It is far from clear cut, however. For a start, there is biology’s dark matter, which is comprised of millions upon millions of different species, many of which we have yet to discover, of protists. These organisms can be more plant like, or more animal like. Some of them act a bit like animals and plants at the same time, roving around using an eyespot to guide them, eating other small organisms, while simultaneously using sunlight to make sugars through photosynthesis.
Some of those organisms share very similar characteristics with you or me. The rhodopsins in our eyes, for example, which help us to form an image of the world, have ancient ancestors in the eyespots of green algae, which come far closer to plants in the grand scheme of things. Of course, plants don’t have eyes.

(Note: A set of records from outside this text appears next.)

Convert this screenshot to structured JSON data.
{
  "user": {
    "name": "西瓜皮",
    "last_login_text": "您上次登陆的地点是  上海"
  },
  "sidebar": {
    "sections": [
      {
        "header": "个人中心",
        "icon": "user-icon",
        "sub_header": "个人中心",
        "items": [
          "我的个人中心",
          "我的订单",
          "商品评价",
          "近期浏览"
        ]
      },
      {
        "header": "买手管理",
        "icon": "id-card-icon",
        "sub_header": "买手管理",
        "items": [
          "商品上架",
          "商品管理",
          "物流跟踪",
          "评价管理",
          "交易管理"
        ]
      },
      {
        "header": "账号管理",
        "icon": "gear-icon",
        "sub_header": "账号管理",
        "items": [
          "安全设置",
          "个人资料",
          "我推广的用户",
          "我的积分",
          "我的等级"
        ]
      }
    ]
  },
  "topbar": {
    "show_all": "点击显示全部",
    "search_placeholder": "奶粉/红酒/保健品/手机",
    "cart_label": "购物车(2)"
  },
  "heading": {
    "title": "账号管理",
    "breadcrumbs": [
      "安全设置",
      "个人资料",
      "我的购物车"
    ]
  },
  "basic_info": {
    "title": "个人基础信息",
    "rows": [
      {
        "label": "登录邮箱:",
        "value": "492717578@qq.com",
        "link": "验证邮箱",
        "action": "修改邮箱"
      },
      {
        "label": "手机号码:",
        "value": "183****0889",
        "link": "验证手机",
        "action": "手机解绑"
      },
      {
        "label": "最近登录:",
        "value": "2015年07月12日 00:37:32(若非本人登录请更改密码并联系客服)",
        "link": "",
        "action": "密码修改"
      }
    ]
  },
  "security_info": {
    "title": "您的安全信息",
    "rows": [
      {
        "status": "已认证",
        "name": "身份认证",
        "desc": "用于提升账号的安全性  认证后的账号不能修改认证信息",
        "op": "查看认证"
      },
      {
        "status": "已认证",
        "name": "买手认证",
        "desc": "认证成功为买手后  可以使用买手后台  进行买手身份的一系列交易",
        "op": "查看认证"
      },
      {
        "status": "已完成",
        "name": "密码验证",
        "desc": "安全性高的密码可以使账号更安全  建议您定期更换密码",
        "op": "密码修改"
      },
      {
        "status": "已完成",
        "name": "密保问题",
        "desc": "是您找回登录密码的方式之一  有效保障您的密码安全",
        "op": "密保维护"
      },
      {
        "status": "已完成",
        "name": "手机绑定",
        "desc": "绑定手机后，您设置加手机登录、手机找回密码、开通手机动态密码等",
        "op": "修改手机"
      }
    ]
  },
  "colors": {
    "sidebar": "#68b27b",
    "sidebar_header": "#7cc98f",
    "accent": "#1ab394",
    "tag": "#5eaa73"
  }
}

5. What does it mean to be human? We’re not alone.
There are more bacterial cells living in and on you than there are human cells that make up your body. There are fungi and archaea, too, and together these non-human cells make up the microbiota which helps us to digest food or defend against ᴅɪsᴇᴀsᴇ. Our microbiota is pretty much established by the age of three years old. It’s passed on in the birth canal and picked up from the environment, such as the food (or soil) that we eat as toddlers.
You might think, yes but these microbes aren’t what make me, me, but there is increasing evidence that we rely on our gut microflora for much more than digestion or protection. What about the gut-brain axis? They say you are what you eat, and it’s not as far-fetched as you might have thought. The microbes in your stomach go some way to informing your thoughts and feelings.
So who is pulling the strings? Are we just vessels for the microbes that live in our guts? We are certainly beginning to understand in much greater depth the effect that microbial communities have on our own boᴅɪᴇs, and perhaps our mind.
If this sounds far-fetched, there is evidence to suggest that the toxoplasma parasite (which we catch from cats, and possibly pink lamb) might cause us to be more extroverted, which makes evolutionary sense, as the parasite is known to ‘manipulate’ rodents (a secondary host) through remodelling their DNA slightly, making them less likely to avoid the cats which the parasite relies on to reproduce (the primary host) – thus increasing the likelihood that the parasite does indeed reproduce.
Brain-controlling parasites are pretty common. There are fungi that turn insects into zombies, which climb to the highest possible point before sᴜᴄᴄᴜᴍʙɪɴɢ, allowing the fungus spores that erupt from fruiting boᴅɪᴇs of the insect ᴄᴏʀᴘsᴇ to spread far and wide on the wind – even persuading other insects to come and inspect the ᴄᴏʀᴘsᴇ and pick up the ɪɴꜰᴇᴄᴛion themselves.
Then there are the wasps, which inject ᴠᴇɴᴏᴍ and eggs into the prey of their larvae, which only hatch once the unfortunate victim has been ʙʀᴀɪɴᴡᴀsʜed into collecting food and making a nice little parasite nest for its incumbent.
It makes you question your ideas on free will, whatever that might be.